### DATA RECORDS
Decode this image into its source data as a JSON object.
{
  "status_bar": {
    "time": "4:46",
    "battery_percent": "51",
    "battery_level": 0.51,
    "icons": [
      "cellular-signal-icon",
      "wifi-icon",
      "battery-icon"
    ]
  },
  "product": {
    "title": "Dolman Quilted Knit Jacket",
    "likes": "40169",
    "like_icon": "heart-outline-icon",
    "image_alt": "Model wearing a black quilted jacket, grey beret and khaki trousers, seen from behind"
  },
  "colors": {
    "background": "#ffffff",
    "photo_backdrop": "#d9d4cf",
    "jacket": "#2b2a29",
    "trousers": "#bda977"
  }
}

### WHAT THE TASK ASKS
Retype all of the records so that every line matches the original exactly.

### OUTPUT OF THE TASK
Decode this image into its source data as a JSON object.
{
  "status_bar": {
    "time": "4:46",
    "battery_percent": "51",
    "battery_level": 0.51,
    "icons": [
      "cellular-signal-icon",
      "wifi-icon",
      "battery-icon"
    ]
  },
  "product": {
    "title": "Dolman Quilted Knit Jacket",
    "likes": "40169",
    "like_icon": "heart-outline-icon",
    "image_alt": "Model wearing a black quilted jacket, grey beret and khaki trousers, seen from behind"
  },
  "colors": {
    "background": "#ffffff",
    "photo_backdrop": "#d9d4cf",
    "jacket": "#2b2a29",
    "trousers": "#bda977"
  }
}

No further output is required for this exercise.